**ASSIGNED TASK:** What you return must be the complete listing, unchanged.
(Beginning of PROVIDED INFORMATION)
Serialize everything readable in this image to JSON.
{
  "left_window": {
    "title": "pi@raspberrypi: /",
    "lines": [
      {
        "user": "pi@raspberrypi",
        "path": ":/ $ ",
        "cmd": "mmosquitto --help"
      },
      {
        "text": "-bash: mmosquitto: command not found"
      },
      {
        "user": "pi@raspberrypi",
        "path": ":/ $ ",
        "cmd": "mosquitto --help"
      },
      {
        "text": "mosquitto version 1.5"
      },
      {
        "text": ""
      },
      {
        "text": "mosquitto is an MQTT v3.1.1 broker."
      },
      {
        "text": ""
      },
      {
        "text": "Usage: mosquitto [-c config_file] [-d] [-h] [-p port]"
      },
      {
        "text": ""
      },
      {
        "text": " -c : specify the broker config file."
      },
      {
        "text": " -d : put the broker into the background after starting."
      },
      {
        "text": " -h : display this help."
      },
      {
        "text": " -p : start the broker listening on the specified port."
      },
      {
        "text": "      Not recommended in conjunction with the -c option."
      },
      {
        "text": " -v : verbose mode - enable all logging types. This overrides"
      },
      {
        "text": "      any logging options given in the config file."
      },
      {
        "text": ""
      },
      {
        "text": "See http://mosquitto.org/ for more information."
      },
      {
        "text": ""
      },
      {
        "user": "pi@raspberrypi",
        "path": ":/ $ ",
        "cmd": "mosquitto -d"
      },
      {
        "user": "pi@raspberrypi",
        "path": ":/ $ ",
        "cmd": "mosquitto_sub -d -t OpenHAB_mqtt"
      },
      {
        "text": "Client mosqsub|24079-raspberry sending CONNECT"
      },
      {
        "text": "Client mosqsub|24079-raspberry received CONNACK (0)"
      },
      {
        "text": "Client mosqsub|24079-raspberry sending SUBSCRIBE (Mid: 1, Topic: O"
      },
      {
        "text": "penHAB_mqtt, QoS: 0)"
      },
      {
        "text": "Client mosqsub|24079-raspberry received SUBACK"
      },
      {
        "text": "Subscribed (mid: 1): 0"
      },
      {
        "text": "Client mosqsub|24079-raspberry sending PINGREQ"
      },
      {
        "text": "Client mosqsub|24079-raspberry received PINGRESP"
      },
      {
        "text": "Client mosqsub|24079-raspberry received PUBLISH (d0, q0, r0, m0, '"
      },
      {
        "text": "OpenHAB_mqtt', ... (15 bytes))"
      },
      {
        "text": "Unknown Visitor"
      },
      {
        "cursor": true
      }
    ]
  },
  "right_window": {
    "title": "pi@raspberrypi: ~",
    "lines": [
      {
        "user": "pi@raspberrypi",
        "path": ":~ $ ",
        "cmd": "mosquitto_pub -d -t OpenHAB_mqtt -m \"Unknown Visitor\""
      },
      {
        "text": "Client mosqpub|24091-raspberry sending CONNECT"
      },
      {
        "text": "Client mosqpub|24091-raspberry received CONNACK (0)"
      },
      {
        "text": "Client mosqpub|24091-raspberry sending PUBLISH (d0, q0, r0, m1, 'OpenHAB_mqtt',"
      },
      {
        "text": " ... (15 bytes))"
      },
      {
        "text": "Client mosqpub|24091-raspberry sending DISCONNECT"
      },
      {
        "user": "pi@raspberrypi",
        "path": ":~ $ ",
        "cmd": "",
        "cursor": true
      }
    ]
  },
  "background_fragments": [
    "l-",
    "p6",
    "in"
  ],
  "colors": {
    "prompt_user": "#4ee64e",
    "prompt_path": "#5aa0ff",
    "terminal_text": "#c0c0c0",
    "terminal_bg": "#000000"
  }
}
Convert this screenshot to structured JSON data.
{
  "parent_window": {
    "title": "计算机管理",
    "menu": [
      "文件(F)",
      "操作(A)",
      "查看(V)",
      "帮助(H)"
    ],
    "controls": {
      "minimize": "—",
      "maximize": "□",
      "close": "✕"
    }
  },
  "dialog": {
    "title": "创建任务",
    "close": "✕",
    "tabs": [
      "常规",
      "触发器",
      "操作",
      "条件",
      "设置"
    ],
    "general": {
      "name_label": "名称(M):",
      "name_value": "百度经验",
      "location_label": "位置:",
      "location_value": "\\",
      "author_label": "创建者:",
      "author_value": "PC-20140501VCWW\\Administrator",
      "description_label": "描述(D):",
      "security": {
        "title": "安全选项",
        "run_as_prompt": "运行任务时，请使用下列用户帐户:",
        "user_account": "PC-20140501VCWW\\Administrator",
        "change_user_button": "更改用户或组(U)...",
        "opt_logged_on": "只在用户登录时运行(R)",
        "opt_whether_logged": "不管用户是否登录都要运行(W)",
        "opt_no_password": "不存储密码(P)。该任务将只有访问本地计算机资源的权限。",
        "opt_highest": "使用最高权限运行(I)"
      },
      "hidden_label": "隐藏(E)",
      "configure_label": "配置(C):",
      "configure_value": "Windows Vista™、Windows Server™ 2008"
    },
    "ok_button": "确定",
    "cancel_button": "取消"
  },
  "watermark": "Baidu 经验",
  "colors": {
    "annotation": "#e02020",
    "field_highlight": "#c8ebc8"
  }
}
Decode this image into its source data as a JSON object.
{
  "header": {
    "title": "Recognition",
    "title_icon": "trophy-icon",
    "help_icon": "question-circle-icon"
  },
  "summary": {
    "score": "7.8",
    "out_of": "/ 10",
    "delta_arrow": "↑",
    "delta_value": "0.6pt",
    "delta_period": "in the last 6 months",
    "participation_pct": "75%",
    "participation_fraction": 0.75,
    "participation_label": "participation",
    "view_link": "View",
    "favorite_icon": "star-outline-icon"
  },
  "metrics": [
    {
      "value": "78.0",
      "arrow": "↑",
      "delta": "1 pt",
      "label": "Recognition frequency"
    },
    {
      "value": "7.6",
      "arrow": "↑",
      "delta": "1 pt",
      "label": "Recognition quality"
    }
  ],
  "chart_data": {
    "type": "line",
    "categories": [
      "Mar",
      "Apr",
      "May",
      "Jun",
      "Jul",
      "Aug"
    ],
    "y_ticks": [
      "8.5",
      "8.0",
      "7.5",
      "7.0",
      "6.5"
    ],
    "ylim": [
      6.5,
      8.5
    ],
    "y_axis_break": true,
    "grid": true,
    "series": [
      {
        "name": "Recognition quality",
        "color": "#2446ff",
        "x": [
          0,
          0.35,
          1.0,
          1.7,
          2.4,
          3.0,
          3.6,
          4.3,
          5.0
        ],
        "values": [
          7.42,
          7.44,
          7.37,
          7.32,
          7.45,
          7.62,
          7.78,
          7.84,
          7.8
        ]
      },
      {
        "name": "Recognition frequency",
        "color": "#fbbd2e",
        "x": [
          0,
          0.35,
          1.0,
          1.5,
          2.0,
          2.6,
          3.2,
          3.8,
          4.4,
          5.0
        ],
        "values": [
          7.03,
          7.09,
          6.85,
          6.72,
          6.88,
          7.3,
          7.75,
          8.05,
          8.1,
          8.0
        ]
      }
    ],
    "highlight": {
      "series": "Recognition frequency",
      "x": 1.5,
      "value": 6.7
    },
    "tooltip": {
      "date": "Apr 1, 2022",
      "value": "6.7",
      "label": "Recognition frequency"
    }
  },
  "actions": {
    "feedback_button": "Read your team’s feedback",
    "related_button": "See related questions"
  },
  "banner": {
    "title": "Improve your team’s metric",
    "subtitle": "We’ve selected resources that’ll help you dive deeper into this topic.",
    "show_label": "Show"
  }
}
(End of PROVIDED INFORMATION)
**WRITTEN RESPONSE:**
Serialize everything readable in this image to JSON.
{
  "left_window": {
    "title": "pi@raspberrypi: /",
    "lines": [
      {
        "user": "pi@raspberrypi",
        "path": ":/ $ ",
        "cmd": "mmosquitto --help"
      },
      {
        "text": "-bash: mmosquitto: command not found"
      },
      {
        "user": "pi@raspberrypi",
        "path": ":/ $ ",
        "cmd": "mosquitto --help"
      },
      {
        "text": "mosquitto version 1.5"
      },
      {
        "text": ""
      },
      {
        "text": "mosquitto is an MQTT v3.1.1 broker."
      },
      {
        "text": ""
      },
      {
        "text": "Usage: mosquitto [-c config_file] [-d] [-h] [-p port]"
      },
      {
        "text": ""
      },
      {
        "text": " -c : specify the broker config file."
      },
      {
        "text": " -d : put the broker into the background after starting."
      },
      {
        "text": " -h : display this help."
      },
      {
        "text": " -p : start the broker listening on the specified port."
      },
      {
        "text": "      Not recommended in conjunction with the -c option."
      },
      {
        "text": " -v : verbose mode - enable all logging types. This overrides"
      },
      {
        "text": "      any logging options given in the config file."
      },
      {
        "text": ""
      },
      {
        "text": "See http://mosquitto.org/ for more information."
      },
      {
        "text": ""
      },
      {
        "user": "pi@raspberrypi",
        "path": ":/ $ ",
        "cmd": "mosquitto -d"
      },
      {
        "user": "pi@raspberrypi",
        "path": ":/ $ ",
        "cmd": "mosquitto_sub -d -t OpenHAB_mqtt"
      },
      {
        "text": "Client mosqsub|24079-raspberry sending CONNECT"
      },
      {
        "text": "Client mosqsub|24079-raspberry received CONNACK (0)"
      },
      {
        "text": "Client mosqsub|24079-raspberry sending SUBSCRIBE (Mid: 1, Topic: O"
      },
      {
        "text": "penHAB_mqtt, QoS: 0)"
      },
      {
        "text": "Client mosqsub|24079-raspberry received SUBACK"
      },
      {
        "text": "Subscribed (mid: 1): 0"
      },
      {
        "text": "Client mosqsub|24079-raspberry sending PINGREQ"
      },
      {
        "text": "Client mosqsub|24079-raspberry received PINGRESP"
      },
      {
        "text": "Client mosqsub|24079-raspberry received PUBLISH (d0, q0, r0, m0, '"
      },
      {
        "text": "OpenHAB_mqtt', ... (15 bytes))"
      },
      {
        "text": "Unknown Visitor"
      },
      {
        "cursor": true
      }
    ]
  },
  "right_window": {
    "title": "pi@raspberrypi: ~",
    "lines": [
      {
        "user": "pi@raspberrypi",
        "path": ":~ $ ",
        "cmd": "mosquitto_pub -d -t OpenHAB_mqtt -m \"Unknown Visitor\""
      },
      {
        "text": "Client mosqpub|24091-raspberry sending CONNECT"
      },
      {
        "text": "Client mosqpub|24091-raspberry received CONNACK (0)"
      },
      {
        "text": "Client mosqpub|24091-raspberry sending PUBLISH (d0, q0, r0, m1, 'OpenHAB_mqtt',"
      },
      {
        "text": " ... (15 bytes))"
      },
      {
        "text": "Client mosqpub|24091-raspberry sending DISCONNECT"
      },
      {
        "user": "pi@raspberrypi",
        "path": ":~ $ ",
        "cmd": "",
        "cursor": true
      }
    ]
  },
  "background_fragments": [
    "l-",
    "p6",
    "in"
  ],
  "colors": {
    "prompt_user": "#4ee64e",
    "prompt_path": "#5aa0ff",
    "terminal_text": "#c0c0c0",
    "terminal_bg": "#000000"
  }
}
Convert this screenshot to structured JSON data.
{
  "parent_window": {
    "title": "计算机管理",
    "menu": [
      "文件(F)",
      "操作(A)",
      "查看(V)",
      "帮助(H)"
    ],
    "controls": {
      "minimize": "—",
      "maximize": "□",
      "close": "✕"
    }
  },
  "dialog": {
    "title": "创建任务",
    "close": "✕",
    "tabs": [
      "常规",
      "触发器",
      "操作",
      "条件",
      "设置"
    ],
    "general": {
      "name_label": "名称(M):",
      "name_value": "百度经验",
      "location_label": "位置:",
      "location_value": "\\",
      "author_label": "创建者:",
      "author_value": "PC-20140501VCWW\\Administrator",
      "description_label": "描述(D):",
      "security": {
        "title": "安全选项",
        "run_as_prompt": "运行任务时，请使用下列用户帐户:",
        "user_account": "PC-20140501VCWW\\Administrator",
        "change_user_button": "更改用户或组(U)...",
        "opt_logged_on": "只在用户登录时运行(R)",
        "opt_whether_logged": "不管用户是否登录都要运行(W)",
        "opt_no_password": "不存储密码(P)。该任务将只有访问本地计算机资源的权限。",
        "opt_highest": "使用最高权限运行(I)"
      },
      "hidden_label": "隐藏(E)",
      "configure_label": "配置(C):",
      "configure_value": "Windows Vista™、Windows Server™ 2008"
    },
    "ok_button": "确定",
    "cancel_button": "取消"
  },
  "watermark": "Baidu 经验",
  "colors": {
    "annotation": "#e02020",
    "field_highlight": "#c8ebc8"
  }
}
Decode this image into its source data as a JSON object.
{
  "header": {
    "title": "Recognition",
    "title_icon": "trophy-icon",
    "help_icon": "question-circle-icon"
  },
  "summary": {
    "score": "7.8",
    "out_of": "/ 10",
    "delta_arrow": "↑",
    "delta_value": "0.6pt",
    "delta_period": "in the last 6 months",
    "participation_pct": "75%",
    "participation_fraction": 0.75,
    "participation_label": "participation",
    "view_link": "View",
    "favorite_icon": "star-outline-icon"
  },
  "metrics": [
    {
      "value": "78.0",
      "arrow": "↑",
      "delta": "1 pt",
      "label": "Recognition frequency"
    },
    {
      "value": "7.6",
      "arrow": "↑",
      "delta": "1 pt",
      "label": "Recognition quality"
    }
  ],
  "chart_data": {
    "type": "line",
    "categories": [
      "Mar",
      "Apr",
      "May",
      "Jun",
      "Jul",
      "Aug"
    ],
    "y_ticks": [
      "8.5",
      "8.0",
      "7.5",
      "7.0",
      "6.5"
    ],
    "ylim": [
      6.5,
      8.5
    ],
    "y_axis_break": true,
    "grid": true,
    "series": [
      {
        "name": "Recognition quality",
        "color": "#2446ff",
        "x": [
          0,
          0.35,
          1.0,
          1.7,
          2.4,
          3.0,
          3.6,
          4.3,
          5.0
        ],
        "values": [
          7.42,
          7.44,
          7.37,
          7.32,
          7.45,
          7.62,
          7.78,
          7.84,
          7.8
        ]
      },
      {
        "name": "Recognition frequency",
        "color": "#fbbd2e",
        "x": [
          0,
          0.35,
          1.0,
          1.5,
          2.0,
          2.6,
          3.2,
          3.8,
          4.4,
          5.0
        ],
        "values": [
          7.03,
          7.09,
          6.85,
          6.72,
          6.88,
          7.3,
          7.75,
          8.05,
          8.1,
          8.0
        ]
      }
    ],
    "highlight": {
      "series": "Recognition frequency",
      "x": 1.5,
      "value": 6.7
    },
    "tooltip": {
      "date": "Apr 1, 2022",
      "value": "6.7",
      "label": "Recognition frequency"
    }
  },
  "actions": {
    "feedback_button": "Read your team’s feedback",
    "related_button": "See related questions"
  },
  "banner": {
    "title": "Improve your team’s metric",
    "subtitle": "We’ve selected resources that’ll help you dive deeper into this topic.",
    "show_label": "Show"
  }
}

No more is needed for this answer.